Pope Francis and the Vatican have announced that Peter Faber, SJ, has been canonized. In celebration, Loyola Press is releasing The Quiet Companion, the authoritative biography about Peter Faber and his role in founding and shaping the Society of Jesus. Enjoy this excerpt.
As Faber was now [in 1534] preparing for his ordination, Ignatius allowed him to do the Spiritual Exercises. Although that February and March were the coldest in living memory he withdrew from the Ste-Barbe to live like a Carthusian in a little room off the rue St-Jacques, where he did without a fire and took no food or drink except a few sips of wine in the mornings when he returned from Mass. At the end of the first week Ignatius visited him “and found that he had eaten nothing for six days, that he slept in his shirt on the timber left him to make a fire, and that he made the meditations in the snow out in a little courtyard.” Telling Peter that he was sure he had not sinned but done something meritorious in undertaking these penances—the retreatant must have had some scruple and asked for direction on this point—Ignatius said that he would go away and pray and return in an hour’s time to give a decision. When he returned he said that Faber should fast one day more, which was the time he himself had fasted when he first did the Exercises; after that he should eat and have a fire. To reinforce his decision Ignatius came laden with wood and food; he lit a fire and cooked a meal for Peter.

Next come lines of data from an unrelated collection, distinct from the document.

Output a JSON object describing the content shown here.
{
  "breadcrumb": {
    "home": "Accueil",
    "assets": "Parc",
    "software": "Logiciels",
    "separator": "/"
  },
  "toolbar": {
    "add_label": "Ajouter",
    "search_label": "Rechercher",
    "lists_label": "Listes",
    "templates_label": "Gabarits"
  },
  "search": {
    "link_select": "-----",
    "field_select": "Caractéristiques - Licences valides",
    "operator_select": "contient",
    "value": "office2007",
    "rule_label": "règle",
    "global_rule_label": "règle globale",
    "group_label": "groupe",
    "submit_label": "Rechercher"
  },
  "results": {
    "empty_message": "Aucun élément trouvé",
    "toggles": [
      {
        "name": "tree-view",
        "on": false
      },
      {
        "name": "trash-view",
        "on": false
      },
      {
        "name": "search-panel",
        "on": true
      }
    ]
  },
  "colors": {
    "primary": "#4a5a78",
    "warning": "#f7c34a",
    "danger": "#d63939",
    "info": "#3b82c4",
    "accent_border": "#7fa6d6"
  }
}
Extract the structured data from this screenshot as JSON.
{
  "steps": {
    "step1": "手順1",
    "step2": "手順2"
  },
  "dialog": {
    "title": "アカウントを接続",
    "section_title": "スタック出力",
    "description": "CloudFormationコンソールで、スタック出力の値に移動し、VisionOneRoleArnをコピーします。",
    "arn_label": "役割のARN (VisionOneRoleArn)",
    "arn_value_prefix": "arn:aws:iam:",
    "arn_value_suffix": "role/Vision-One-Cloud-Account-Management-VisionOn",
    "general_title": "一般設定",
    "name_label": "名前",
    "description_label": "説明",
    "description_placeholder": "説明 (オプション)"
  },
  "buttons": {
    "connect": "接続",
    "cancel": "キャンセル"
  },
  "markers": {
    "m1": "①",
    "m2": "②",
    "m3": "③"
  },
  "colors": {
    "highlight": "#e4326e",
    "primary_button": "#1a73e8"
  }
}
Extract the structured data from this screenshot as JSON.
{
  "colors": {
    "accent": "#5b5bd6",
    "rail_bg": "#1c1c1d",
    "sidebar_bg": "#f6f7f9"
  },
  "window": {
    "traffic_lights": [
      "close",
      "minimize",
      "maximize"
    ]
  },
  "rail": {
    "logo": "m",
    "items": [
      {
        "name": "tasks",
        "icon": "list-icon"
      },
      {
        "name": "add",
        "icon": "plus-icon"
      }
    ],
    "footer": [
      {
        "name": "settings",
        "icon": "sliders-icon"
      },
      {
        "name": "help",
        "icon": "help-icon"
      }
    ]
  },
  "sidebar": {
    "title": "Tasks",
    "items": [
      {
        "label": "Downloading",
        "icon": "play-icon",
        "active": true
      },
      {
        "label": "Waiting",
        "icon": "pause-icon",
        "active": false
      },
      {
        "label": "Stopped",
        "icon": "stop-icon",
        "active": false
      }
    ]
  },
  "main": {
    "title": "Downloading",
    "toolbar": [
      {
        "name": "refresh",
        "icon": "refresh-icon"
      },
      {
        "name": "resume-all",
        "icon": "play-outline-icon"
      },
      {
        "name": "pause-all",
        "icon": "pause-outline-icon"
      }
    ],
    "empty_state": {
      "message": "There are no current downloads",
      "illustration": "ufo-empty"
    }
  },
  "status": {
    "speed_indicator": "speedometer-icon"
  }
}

Hardly any retreatant since Ignatius himself made these Exercises with the single-mindedness and fervour of Faber. In later years Ignatius used to say that none of the first generation of Jesuits could give the Exercises as well as Faber. He certainly emerged from his thirty days retreat imbued with the conviction that in all things a man should try to discover the will of God, and having discerned it immediately do it.